Segment Start: Dataset records

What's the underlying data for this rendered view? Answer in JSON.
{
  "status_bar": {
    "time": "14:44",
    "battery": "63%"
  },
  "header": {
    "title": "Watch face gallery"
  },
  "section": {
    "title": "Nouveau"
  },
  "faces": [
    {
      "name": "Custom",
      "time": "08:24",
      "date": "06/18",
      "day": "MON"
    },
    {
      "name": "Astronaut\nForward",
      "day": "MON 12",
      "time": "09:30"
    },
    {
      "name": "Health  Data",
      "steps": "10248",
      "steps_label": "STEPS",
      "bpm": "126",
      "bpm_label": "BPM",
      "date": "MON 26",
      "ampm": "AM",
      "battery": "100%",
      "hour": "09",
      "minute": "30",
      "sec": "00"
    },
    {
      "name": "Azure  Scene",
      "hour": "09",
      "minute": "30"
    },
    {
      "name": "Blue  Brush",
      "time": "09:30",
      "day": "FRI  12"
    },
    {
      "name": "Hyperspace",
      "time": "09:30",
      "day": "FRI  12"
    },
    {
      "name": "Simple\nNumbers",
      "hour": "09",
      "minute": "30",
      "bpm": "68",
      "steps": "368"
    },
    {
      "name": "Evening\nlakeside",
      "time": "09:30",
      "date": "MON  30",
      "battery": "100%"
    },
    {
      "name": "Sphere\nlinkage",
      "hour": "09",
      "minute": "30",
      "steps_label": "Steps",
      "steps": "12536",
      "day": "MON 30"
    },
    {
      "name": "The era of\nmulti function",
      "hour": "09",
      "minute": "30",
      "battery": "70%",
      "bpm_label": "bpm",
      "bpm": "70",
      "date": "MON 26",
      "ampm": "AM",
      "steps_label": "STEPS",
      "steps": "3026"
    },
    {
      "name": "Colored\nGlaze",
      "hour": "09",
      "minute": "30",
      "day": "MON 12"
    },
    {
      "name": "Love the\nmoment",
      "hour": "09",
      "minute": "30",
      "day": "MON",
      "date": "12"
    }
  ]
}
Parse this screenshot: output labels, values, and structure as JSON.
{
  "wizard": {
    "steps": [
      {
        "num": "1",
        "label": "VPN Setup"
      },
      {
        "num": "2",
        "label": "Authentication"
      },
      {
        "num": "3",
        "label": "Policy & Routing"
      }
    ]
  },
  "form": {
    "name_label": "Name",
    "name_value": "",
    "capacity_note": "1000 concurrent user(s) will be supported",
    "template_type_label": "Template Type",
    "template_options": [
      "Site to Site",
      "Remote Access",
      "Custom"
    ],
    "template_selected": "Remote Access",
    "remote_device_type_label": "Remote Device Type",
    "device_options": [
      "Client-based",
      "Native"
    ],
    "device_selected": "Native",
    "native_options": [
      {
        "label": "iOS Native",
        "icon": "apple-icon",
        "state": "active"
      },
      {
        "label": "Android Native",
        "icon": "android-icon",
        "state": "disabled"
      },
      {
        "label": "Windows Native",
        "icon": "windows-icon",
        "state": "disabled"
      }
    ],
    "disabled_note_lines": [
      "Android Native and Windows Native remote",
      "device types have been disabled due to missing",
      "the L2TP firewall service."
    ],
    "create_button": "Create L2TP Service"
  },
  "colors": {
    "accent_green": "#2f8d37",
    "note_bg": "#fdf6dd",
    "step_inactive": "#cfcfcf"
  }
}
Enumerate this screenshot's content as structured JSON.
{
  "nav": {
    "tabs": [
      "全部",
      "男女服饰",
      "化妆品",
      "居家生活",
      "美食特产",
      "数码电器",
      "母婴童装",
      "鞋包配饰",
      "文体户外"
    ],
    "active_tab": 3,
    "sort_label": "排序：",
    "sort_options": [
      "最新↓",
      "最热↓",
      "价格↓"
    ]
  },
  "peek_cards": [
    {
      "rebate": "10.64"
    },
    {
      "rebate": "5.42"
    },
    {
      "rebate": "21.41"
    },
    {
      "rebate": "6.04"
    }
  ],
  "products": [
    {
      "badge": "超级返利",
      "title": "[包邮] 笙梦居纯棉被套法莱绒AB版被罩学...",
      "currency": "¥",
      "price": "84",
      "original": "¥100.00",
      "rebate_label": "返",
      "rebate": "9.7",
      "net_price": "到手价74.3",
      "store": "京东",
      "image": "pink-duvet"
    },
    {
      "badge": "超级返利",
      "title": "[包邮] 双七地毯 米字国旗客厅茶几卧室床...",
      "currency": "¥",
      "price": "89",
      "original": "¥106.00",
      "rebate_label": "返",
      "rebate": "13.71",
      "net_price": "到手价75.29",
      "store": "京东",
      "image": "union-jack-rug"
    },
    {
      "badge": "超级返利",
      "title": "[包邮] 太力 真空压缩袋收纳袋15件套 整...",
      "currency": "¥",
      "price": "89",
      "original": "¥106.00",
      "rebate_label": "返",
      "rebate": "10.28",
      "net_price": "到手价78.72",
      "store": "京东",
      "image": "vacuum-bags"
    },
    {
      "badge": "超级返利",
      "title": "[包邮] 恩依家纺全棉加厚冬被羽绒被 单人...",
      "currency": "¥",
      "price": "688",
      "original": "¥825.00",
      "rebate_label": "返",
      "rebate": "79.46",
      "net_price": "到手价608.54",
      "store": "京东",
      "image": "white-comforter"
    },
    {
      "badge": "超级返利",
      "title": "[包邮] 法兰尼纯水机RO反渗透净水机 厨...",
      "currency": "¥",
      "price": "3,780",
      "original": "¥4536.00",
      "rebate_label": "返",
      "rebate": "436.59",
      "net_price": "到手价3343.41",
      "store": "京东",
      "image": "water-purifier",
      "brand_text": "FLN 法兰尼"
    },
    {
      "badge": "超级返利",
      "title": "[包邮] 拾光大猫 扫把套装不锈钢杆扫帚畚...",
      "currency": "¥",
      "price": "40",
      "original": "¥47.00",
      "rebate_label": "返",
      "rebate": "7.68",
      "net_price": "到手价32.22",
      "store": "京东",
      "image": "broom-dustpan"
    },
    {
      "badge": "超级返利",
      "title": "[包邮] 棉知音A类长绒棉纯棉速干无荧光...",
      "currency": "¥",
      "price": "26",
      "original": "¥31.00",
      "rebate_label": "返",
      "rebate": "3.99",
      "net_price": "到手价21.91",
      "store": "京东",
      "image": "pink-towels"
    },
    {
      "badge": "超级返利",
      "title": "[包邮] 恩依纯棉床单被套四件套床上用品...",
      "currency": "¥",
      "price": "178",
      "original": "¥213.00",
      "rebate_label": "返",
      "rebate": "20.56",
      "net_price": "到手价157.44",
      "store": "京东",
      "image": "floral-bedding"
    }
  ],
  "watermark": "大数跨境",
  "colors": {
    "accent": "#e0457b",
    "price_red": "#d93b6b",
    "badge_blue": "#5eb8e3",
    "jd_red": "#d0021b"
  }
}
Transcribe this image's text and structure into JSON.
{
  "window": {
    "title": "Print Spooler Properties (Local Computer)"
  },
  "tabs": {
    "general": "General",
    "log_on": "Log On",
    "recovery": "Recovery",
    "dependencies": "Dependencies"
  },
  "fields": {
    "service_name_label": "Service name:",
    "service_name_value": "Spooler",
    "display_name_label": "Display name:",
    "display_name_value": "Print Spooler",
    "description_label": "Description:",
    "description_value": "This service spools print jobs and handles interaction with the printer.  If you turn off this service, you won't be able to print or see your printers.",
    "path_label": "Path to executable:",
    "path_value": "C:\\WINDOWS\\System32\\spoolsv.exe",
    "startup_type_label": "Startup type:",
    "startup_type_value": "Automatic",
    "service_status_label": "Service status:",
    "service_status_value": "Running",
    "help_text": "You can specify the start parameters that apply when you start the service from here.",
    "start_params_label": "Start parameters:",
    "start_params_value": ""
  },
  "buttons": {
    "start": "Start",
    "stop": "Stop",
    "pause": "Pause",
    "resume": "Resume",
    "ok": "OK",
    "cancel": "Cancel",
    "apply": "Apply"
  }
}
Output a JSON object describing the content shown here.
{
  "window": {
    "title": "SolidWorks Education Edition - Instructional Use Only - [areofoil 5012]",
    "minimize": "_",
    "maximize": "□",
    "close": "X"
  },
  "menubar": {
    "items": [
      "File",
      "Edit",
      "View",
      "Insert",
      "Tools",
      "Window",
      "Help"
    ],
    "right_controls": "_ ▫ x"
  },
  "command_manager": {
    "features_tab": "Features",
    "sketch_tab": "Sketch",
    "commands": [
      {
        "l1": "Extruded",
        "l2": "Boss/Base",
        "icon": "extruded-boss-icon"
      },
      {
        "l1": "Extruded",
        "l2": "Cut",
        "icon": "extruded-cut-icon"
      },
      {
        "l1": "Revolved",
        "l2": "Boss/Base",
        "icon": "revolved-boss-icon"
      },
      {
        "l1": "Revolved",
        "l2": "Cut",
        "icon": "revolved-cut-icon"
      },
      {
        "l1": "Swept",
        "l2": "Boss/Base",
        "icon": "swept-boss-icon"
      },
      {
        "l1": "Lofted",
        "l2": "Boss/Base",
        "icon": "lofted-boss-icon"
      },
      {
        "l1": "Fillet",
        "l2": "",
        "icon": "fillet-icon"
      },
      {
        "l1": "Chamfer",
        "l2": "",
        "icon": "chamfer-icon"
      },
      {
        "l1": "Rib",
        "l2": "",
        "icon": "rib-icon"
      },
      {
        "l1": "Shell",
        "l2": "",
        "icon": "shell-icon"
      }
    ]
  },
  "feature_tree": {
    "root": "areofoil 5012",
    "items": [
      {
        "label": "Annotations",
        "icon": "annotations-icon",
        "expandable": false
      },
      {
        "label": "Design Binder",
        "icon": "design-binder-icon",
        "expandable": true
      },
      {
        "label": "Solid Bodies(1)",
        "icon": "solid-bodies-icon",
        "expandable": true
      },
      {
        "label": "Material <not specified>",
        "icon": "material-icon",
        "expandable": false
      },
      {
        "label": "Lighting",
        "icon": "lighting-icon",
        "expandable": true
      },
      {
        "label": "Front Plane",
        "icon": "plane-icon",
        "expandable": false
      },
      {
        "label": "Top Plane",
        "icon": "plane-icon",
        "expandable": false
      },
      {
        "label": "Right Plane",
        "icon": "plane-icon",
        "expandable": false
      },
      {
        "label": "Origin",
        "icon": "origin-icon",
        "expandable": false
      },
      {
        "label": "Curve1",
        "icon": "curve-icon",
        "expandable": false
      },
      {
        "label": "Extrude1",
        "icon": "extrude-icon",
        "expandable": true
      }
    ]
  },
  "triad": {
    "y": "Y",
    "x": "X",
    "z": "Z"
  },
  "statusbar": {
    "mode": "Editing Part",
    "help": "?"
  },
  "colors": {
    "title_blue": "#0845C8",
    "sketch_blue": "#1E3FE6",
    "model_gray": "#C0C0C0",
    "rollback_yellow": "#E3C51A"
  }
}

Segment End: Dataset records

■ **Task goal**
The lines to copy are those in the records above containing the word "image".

■ **Result for this exercise**
      "image": "pink-duvet"
      "image": "union-jack-rug"
      "image": "vacuum-bags"
      "image": "white-comforter"
      "image": "water-purifier",
      "image": "broom-dustpan"
      "image": "pink-towels"
      "image": "floral-bedding"
Transcribe this image's text and structure into JSON.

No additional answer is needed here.